“It would be hard, in fact impossible, to quantify what Rotary has done, just in this community, over its life here,” Jacobs said.

In addition to the scholarship, the group holds an annual fundraiser to buy coats for kids.

“They’re not chilly, well, they’re not cold -- they don’t freeze on their way to school in the winter,” said Jacobs in his speech, as he referred to the club’s “Rotary Wraps” service project.

Continuing with the club’s emphasis on education, the Grand Forks Rotary club also buys and distributes dictionaries to all the fourth-grade students in Grand Forks and East Grand Forks. "Just last year, I made a specific note of it, as my daughter Emma attended fourth grade, we received in the mail, our dictionary," said Pete Haga, community and government relations officer for the city of Grand Forks.

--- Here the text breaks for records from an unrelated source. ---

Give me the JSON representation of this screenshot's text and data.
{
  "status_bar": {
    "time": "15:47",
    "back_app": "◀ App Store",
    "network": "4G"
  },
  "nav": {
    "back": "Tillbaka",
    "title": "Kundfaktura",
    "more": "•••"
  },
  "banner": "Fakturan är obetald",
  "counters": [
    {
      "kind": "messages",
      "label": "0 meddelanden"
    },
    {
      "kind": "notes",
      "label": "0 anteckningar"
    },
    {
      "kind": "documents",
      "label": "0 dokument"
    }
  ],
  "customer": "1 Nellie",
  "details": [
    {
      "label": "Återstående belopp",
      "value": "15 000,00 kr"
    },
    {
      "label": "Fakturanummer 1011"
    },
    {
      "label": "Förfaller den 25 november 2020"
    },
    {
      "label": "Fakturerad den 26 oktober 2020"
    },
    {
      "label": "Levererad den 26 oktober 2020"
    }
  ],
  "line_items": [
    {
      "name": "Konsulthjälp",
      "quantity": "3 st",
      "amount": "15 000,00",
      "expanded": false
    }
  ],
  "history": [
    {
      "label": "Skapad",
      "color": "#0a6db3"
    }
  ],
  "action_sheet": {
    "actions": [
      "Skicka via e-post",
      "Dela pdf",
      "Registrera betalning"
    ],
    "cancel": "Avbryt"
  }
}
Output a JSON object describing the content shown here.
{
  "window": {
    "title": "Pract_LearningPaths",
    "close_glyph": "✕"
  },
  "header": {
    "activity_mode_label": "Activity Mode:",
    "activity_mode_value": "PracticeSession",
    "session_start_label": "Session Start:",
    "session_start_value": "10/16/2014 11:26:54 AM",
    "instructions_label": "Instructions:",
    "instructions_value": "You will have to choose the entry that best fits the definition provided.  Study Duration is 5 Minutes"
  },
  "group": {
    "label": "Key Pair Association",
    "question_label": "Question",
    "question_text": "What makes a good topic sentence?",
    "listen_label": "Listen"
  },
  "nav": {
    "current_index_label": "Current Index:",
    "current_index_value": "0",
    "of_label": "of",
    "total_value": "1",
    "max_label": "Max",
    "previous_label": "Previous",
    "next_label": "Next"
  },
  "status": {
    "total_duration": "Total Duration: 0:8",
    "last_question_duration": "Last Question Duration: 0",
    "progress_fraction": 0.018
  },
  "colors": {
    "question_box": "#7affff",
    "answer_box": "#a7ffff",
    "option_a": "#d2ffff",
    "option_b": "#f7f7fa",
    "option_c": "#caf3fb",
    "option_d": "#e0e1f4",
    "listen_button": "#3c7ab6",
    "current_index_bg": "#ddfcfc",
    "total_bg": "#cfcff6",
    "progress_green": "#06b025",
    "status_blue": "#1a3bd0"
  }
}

“You know it’s a good day for our club and for the community, I think, there’s a lot of importance the Greenway has to the community, and our club wants to be a part of improving the community and making things a little bit better any way that we can,” Wamstad said.

As the rededication of the gazebo and unveiling of the stone plaque came to a close, some members went to Joe Black’s Bar and Grill at 118 N. Third St. in downtown Grand Forks, for drinks and dinner.

Rotary is a worldwide organization with about 30,000 clubs and nearly 1.2 million members. The Grand Forks Noon Club has a little over 30 members and meets at the Townhouse Motel at 710 First Ave. North in Grand Forks, on Tuesdays for lunch.